Hester Collyer (Rachel Weisz) is an alluring woman married to William (Simon Russell Beale), a middle-aged judge who has given his wife wealth, prestige, and beautiful things. But the one thing she desires more than anything is passionate sex. He is a bit of a Puritan who agrees with his mother (Barbara Jefford) that "guarded enthusiasm" rather than passion is the quality prized in long-lasting marriages. After meeting and falling in love with Freddie Page (Tom Hiddleston), she leaves William to embark on what she hopes will be a life of sustained sexual pleasure.
The time of this drama is "around 1950" and we ride the surf of time backwards and forwards. Freddie's infatuation for Hester wears off soon enough and we remember that he admitted to her that the exhilaration and the dread of his experiences in World War II easily transcended daily reality in London after he returned. Already depressed by loneliness and feelings of being neglected, Hester tries to commit suicide but is unsuccessful. She leaves a note to Freddie which plays a pivotal role later in the film. A far wiser course is offered to her by Mrs. Eaton (Ann Mitchell), her landlady who is the caregiver for her own infirm husband: "You know what real love is? It is wiping someone's arse . . . and letting them keep their dignity, so you can both go on."

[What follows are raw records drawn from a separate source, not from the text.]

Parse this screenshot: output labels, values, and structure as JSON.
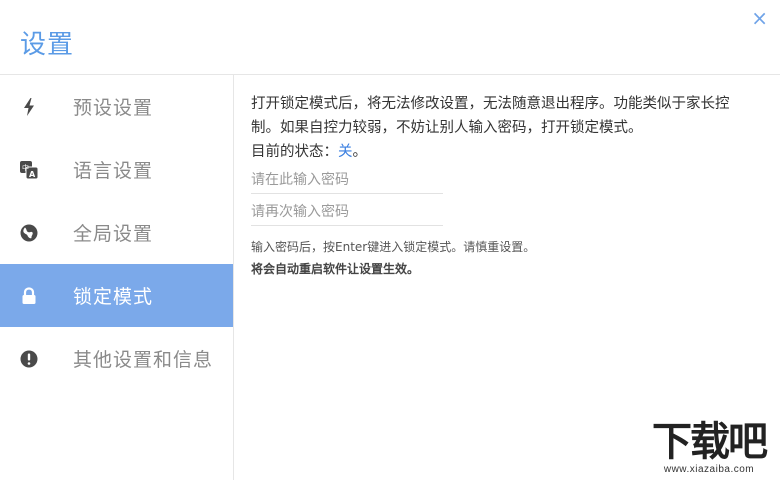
{
  "window": {
    "title": "设置",
    "close_glyph": "×"
  },
  "sidebar": {
    "items": [
      {
        "label": "预设设置",
        "icon": "lightning-icon"
      },
      {
        "label": "语言设置",
        "icon": "translate-icon"
      },
      {
        "label": "全局设置",
        "icon": "globe-icon"
      },
      {
        "label": "锁定模式",
        "icon": "lock-icon",
        "active": true
      },
      {
        "label": "其他设置和信息",
        "icon": "info-icon"
      }
    ]
  },
  "lock_mode": {
    "description": "打开锁定模式后，将无法修改设置，无法随意退出程序。功能类似于家长控制。如果自控力较弱，不妨让别人输入密码，打开锁定模式。",
    "status_prefix": "目前的状态：",
    "status_value": "关",
    "status_suffix": "。",
    "password_placeholder": "请在此输入密码",
    "confirm_placeholder": "请再次输入密码",
    "hint": "输入密码后，按Enter键进入锁定模式。请慎重设置。",
    "warning": "将会自动重启软件让设置生效。"
  },
  "watermark": {
    "main": "下载吧",
    "sub": "www.xiazaiba.com"
  },
  "colors": {
    "accent": "#5b9be6",
    "active_item_bg": "#7ba9ea",
    "status_value": "#3b7fe0",
    "icon_gray": "#4a4a4a"
  }
}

The Deep Blue Sea is directed by Terence Davies (Distant Voices, Still Lives, The Long Day Closes) based on a 1952 play by Terrence Rattigan about a woman who is willing to throw everything she has away for the magic of sexual passion. Rachel Weisz carries the drama with her paradoxical portrait as Hester (a familiar from a great American novel); her attachment and independence are at war within her own soul.
Once again Davies takes us to the English pubs where men and woman pass the time by singing "You Belong to Me." The director's love of music is also showcased in the opening scenes of the film with a lengthy piece by Samuel Barber.
Special features on the DVD include a collector's booklet; an audio commentary; interviews with actors Rachel Weisz and Tom Hiddleston and director Terence Davies; Terence Davies' master class; and "TheLlook of The Deep Blue Sea."